Councilman Reuven Lediansky merges members from Tel Aviv Green Movement and Let Live parties under one unified hat called “Green Transformation.”

Just in time for Earth Day and six months ahead of the Tel Aviv-Jaffa municipal elections, one city councilman has launched a new movement with a revamped environmental platform.

With the assistance of an expert environmental advisory board, Councilman Reuven Lediansky has merged together members from the Tel Aviv Green Movement and Let Live parties under one unified hat called “Green Transformation.”

An active, rather than passive environmental outlook, will be critical to the new party, which promotes an improved day-to-day quality of life for the city’s residents, Lediansky explained. Rather than simply treating individual environmental issues, the movement will advocate an all-inclusive vision for tackling the city’s green challenges, in which the public has access to transparent information along the way.

“If we weren’t convinced that it was possible to do something different, that we could have a green transformation, we wouldn’t be sitting here with you,” Lediansky said at a press conference in Tel Aviv on Monday afternoon.

At the head of the environmental advisory board is Green Movement chairman Prof. Alon Tal, who has been guiding Lediansky in developing the Green Transformation platform with the help of zoologists, veterinarians, agronomists, marine biologists, former government officials and many others.

“It is not a coincidence that Lediansky and his team chose to present their platform on Earth Day,” said Tal.

While there are many green party lists in Tel Aviv, Tal emphasized that this one is unique in the way its members are relying on environmental expertise and taking a proactive approach to the issues.

One particular goal of the new movement will be making 70 percent of the city’s transportation occur by bike, public transportation and foot by the year 2017, with fast public transportation options available seven days a week, Tal explained. In addition, Lediansky and his team are advocating adding 100 km. in additional bike paths and closing 10% of the city’s streets to traffic – mimicking many European urban designs.

Another focus will be on encouraging green building throughout the city, as well as maintaianing what remains of the nature there, Tal said.

Every resident should be within five minutes walking distance of a green area by the year 2020, and the city should have 100,000 trees by two years prior, according to the movement’s goals.

Lediansky and his colleagues also aim to achieve a reduction of trash heading to landfills by 50% over the next five years and introduce much more separation of waste at source in private homes, Tal said.

“Tel Aviv, despite modest progress in many areas, has not yet emerged as an innovative leader environmentally and as an impressive green city,” Tal told The Jerusalem Post. “Our aspiration is that in the same way as Tel Aviv is a world leader in culture and tolerance to the gay community, we would like to see a city that is ambitious in its environmental vision.”

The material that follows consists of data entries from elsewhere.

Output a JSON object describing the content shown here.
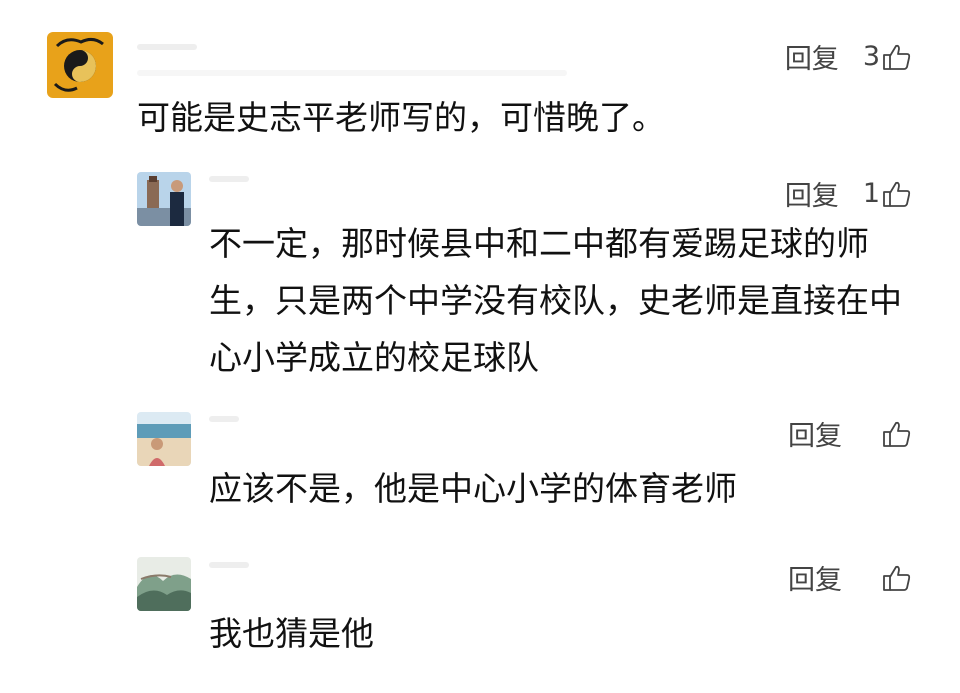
{
  "comments": [
    {
      "reply_label": "回复",
      "likes": "3",
      "text": "可能是史志平老师写的，可惜晚了。",
      "avatar_icon": "taiji-logo-icon",
      "accent": "#e8a21a"
    },
    {
      "reply_label": "回复",
      "likes": "1",
      "text": "不一定，那时候县中和二中都有爱踢足球的师生，只是两个中学没有校队，史老师是直接在中心小学成立的校足球队",
      "avatar_icon": "user-photo-icon"
    },
    {
      "reply_label": "回复",
      "likes": "",
      "text": "应该不是，他是中心小学的体育老师",
      "avatar_icon": "user-photo-icon"
    },
    {
      "reply_label": "回复",
      "likes": "",
      "text": "我也猜是他",
      "avatar_icon": "landscape-painting-icon"
    }
  ]
}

For this reason, the movement worked to bring in the team of environmental experts and generated a “pragmatic environmental platform that includes clear quantifiable measurable objectives that will allow us to chart our progress as we move forward,” Tal added.

While his current Let Live Party has only two spots in the city council, Lediansky told the Post that he expects to have six seats with the new list. In establishing the movement, he said he hopes to bring about change in areas that have been neglected for the past 15 years.

“We joined together six months ago to establish this new Green Transformation movement, with the understanding that today in Tel Aviv there is a political and professional vacuum in everything that is related to creation of green standards in the city,” he said.